I unexpectedly learned many ways to prepare wood ears (also called black fungus and cloud fungus) when my husband decided to rehydrate a whole package of them, not realizing it would turn into about half a gallon of shiny ear-shaped fungus! My affection for wood ears began one day in the office breakroom, when my colleague, “Sunshine,” was eating one of her many delicious smelling homemade lunches. I asked her about it and she told me the ingredients in her stir fry. She offered a wood ear for me to try. It tasted of the soy sauce and vegetables in her dish and had the texture of thin rubber, but in a really fun way!
I’ve had the pleasure of working with several people from China, who have introduced me to new and exciting foods. After trying Sunshine’s wood ears, I wanted more! I went to a nearby Asian market and picked up a bag containing a few ounces of small, shriveled, dry sticks. Before I even had a chance to figure out what to do with them, I came home to the half gallon tupperware of rehydrated fungus, courtesy of Nathan. We ate a lot of them over the next week, often stir fried with veggies. But our favorite creation was this dish. We giggle when we call it rubber eggs. I know it doesn’t sound like the most appetizing name, but the rubbery quality is truly so delightful. The fungus takes on the flavors of the other ingredients and adds an enjoyable chewiness. And who doesn’t love scrambled eggs with cheese?

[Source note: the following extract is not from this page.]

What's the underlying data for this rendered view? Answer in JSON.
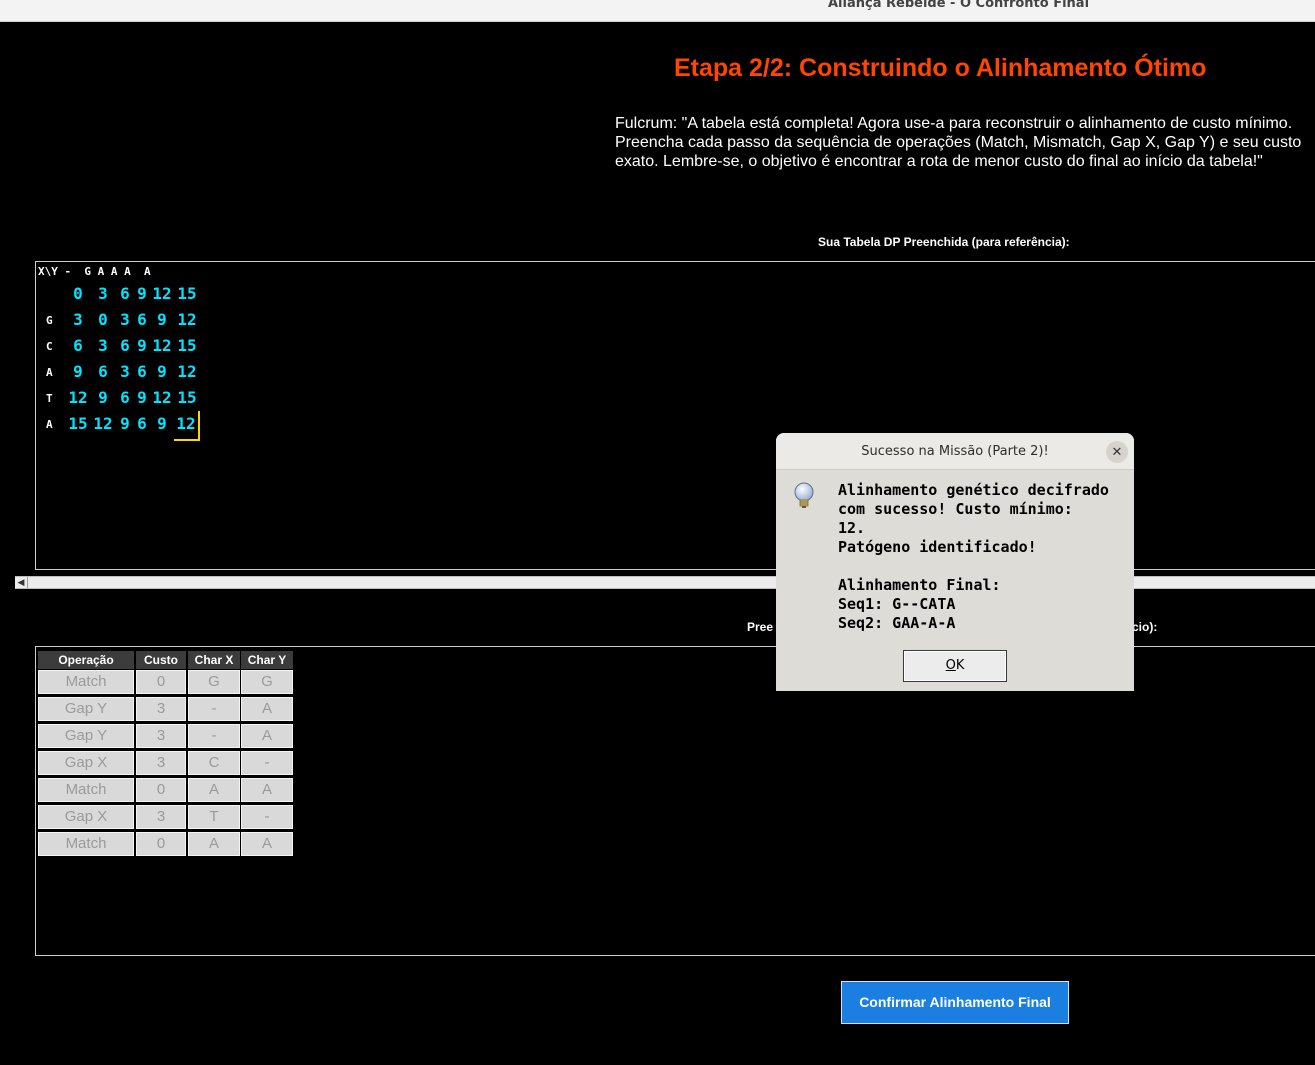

Just before Sunshine returned to China after working in the US for two years, she gave me a beautiful tin of wood ears as a gift. We had a good laugh when she showed me how they were packaged in small individual portions, to avoid the mistake Nathan made the first time he rehydrated them.
I encourage you to stop by your local Asian market and pick up some wood ears. Report back with your experiences!
Rubber eggs (cheesy scrambled eggs with wood ear fungus)
Recipe by Hillary Huber
2 teaspoons cooking fat/oil (whichever kind you prefer; I used rendered goose fat)
½ pound button mushrooms, halved or quartered (optional)
Small handful dehydrated wood ears (aka, black fungus or cloud ear fungus)
4 eggs, cracked into a dish and whisked
2 ounces cheddar cheese, grated
5 green onions, chopped
Salt and pepper
Rehydrate the wood ears by soaking in warm filtered water for about 10 minutes while you prep the other ingredients. They will go from looking like small, dried out pieces of bark to rubbery, shiny brown ears.
Heat the oil over medium high heat in a 10-inch nonstick sauté pan. If using, add button mushrooms and cook until softened, stirring occasionally, about 5 minutes. Add wood ears and sauté another 5 minutes. Lower the heat to medium low. Pour in the eggs and stir constantly for about 1 minute. Add the cheese and stir another 30 seconds, or until the eggs are cooked through and the cheese is melted. Remove from heat. Stir in the green onions. Sprinkle with salt and pepper and serve immediately.
My name is Hillary. This blog is about the everyday food I prepare in my kitchen, with tips and recipes for easy, wholesome, and diet friendly meals. I have been chanting "cheese please!" since I was a toddler, although lately I've cut back on dairy.